There is an incredible amount of social pressure to say that change is not possible and change has not happened for me. I have had a general sense of it, and have also had good friends make that argument to me directly. But the truth remains that I have experienced change. The American Psychological Association has caved to the same social pressures.

In their summary of a 2009 report of a task force on therapy for sexual orientation they say:

The task force conducted a systematic review of the peer-reviewed journal literature on sexual orientation change efforts (SOCE) and concluded that efforts to change sexual orientation are unlikely to be successful and involve some risk of harm, contrary to the claims of SOCE [Sexual Orientation Change Efforts] practitioners and advocates.
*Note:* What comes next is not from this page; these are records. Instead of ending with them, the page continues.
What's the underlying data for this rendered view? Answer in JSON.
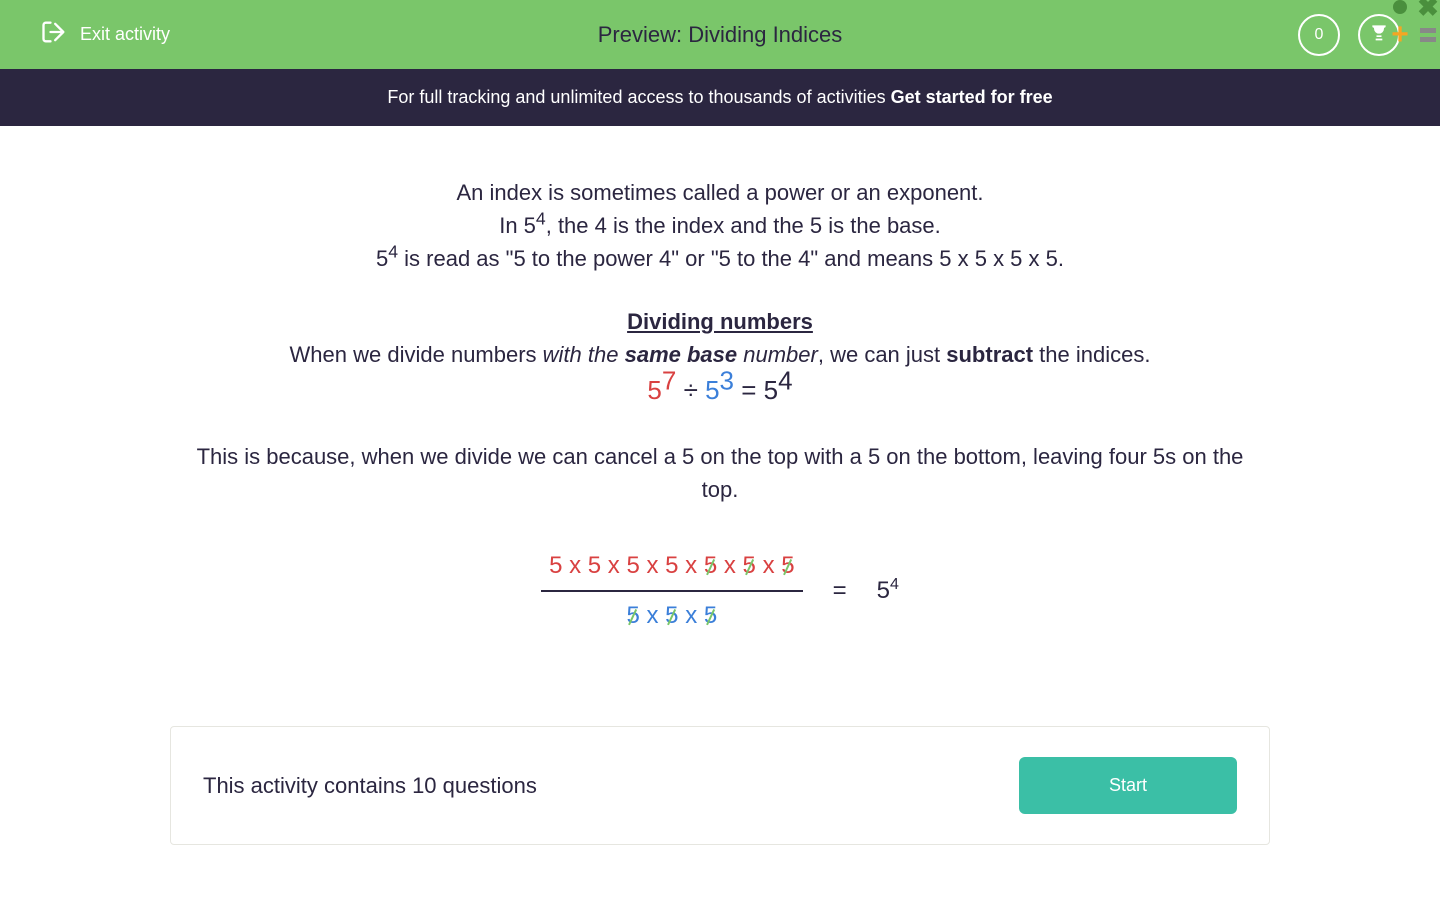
{
  "header": {
    "exit_label": "Exit activity",
    "title": "Preview: Dividing Indices",
    "score": "0"
  },
  "banner": {
    "text": "For full tracking and unlimited access to thousands of activities ",
    "cta": "Get started for free"
  },
  "content": {
    "line1": "An index is sometimes called a power or an exponent.",
    "line2_pre": "In 5",
    "line2_sup": "4",
    "line2_post": ", the 4 is the index and the 5 is the base.",
    "line3_pre": "5",
    "line3_sup": "4",
    "line3_post": " is read as \"5 to the power 4\" or \"5 to the 4\" and means 5 x 5 x 5 x 5.",
    "subheading": "Dividing numbers",
    "line4_a": "When we divide numbers ",
    "line4_b": "with the ",
    "line4_c": "same base",
    "line4_d": " number",
    "line4_e": ", we can just ",
    "line4_f": "subtract",
    "line4_g": " the indices.",
    "eq": {
      "base1": "5",
      "exp1": "7",
      "div": " ÷ ",
      "base2": "5",
      "exp2": "3",
      "eq": " = 5",
      "exp3": "4"
    },
    "line5": "This is because, when we divide we can cancel a 5 on the top with a 5 on the bottom, leaving four 5s on the top.",
    "fraction": {
      "top_plain": "5 x 5 x 5 x 5 x ",
      "top_cancel": [
        "5",
        "5",
        "5"
      ],
      "top_sep": " x ",
      "bot_cancel": [
        "5",
        "5",
        "5"
      ],
      "bot_sep": " x ",
      "equals": "=",
      "result_base": "5",
      "result_exp": "4"
    }
  },
  "footer": {
    "text": "This activity contains 10 questions",
    "button": "Start"
  }
}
I spent quite a bit of time reading the underlying report when I first started therapy for my same-sex attractions. They spent a number of pages outlining all of the problems with the existing literature on therapy, and on page 43, I found this statement:

Given the limited amount of methodologically sound research, we cannot draw a conclusion regarding whether recent forms of SOCE are or are not effective.
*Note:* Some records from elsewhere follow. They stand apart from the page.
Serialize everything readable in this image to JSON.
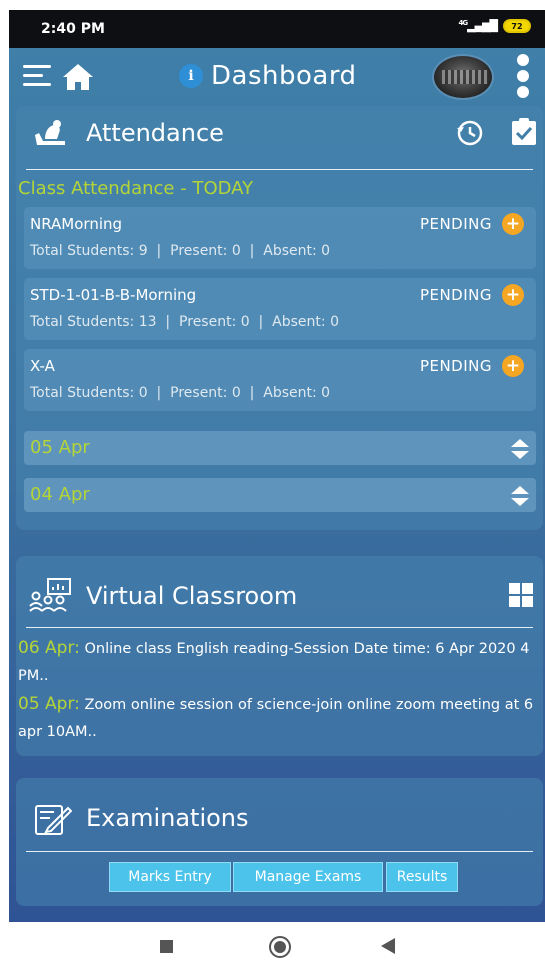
{
  "status_bar": {
    "time": "2:40 PM",
    "network": "4G",
    "battery": "72"
  },
  "app_bar": {
    "title": "Dashboard"
  },
  "attendance": {
    "title": "Attendance",
    "subtitle": "Class Attendance - TODAY",
    "classes": [
      {
        "name": "NRAMorning",
        "status": "PENDING",
        "stats": "Total Students: 9  |  Present: 0  |  Absent: 0"
      },
      {
        "name": "STD-1-01-B-B-Morning",
        "status": "PENDING",
        "stats": "Total Students: 13  |  Present: 0  |  Absent: 0"
      },
      {
        "name": "X-A",
        "status": "PENDING",
        "stats": "Total Students: 0  |  Present: 0  |  Absent: 0"
      }
    ],
    "dates": [
      "05 Apr",
      "04 Apr"
    ]
  },
  "virtual_classroom": {
    "title": "Virtual Classroom",
    "items": [
      {
        "date": "06 Apr:",
        "text": " Online class English reading-Session Date time: 6 Apr 2020 4 PM.."
      },
      {
        "date": "05 Apr:",
        "text": " Zoom online session of science-join online zoom meeting at 6 apr 10AM.."
      }
    ]
  },
  "examinations": {
    "title": "Examinations",
    "buttons": [
      "Marks Entry",
      "Manage Exams",
      "Results"
    ]
  },
  "colors": {
    "accent_green": "#b4d437",
    "pending_orange": "#f5a623",
    "button_blue": "#4cc3ea"
  }
}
In other words, they claim in their summary that change efforts are "unlikely to be successful" yet they admit in their own report that they "cannot draw a conclusion" as to whether they are effective or not.

A recent study also noted that the APA's task force completely ignored the fact that studies on affirmative therapies also have the same deficiencies as studies on change efforts:

In a brief introduction to SOCE history, the authors note the irony in the 2009 American Psychological Association report advising against change therapy due to an alleged lack of methodologically rigorous research proving it safe or effective, that then recommended gay-affirmative therapy, which lacks the same validation of safety and efficacy. They added that the “research community ignores all the positive study results from the dozens of SOCE studies done over the past several decades,” while giving a pass to gay-affirmative therapy with the same deficiencies.

At best, the APA was not being careful in how they summarized their study. At worst, it was a deliberate effort to mislead. Given the large life consequences to individuals who experience same-sex attraction, it is irresponsible of the APA to not be precise in what is actually known about sexual orientation change efforts.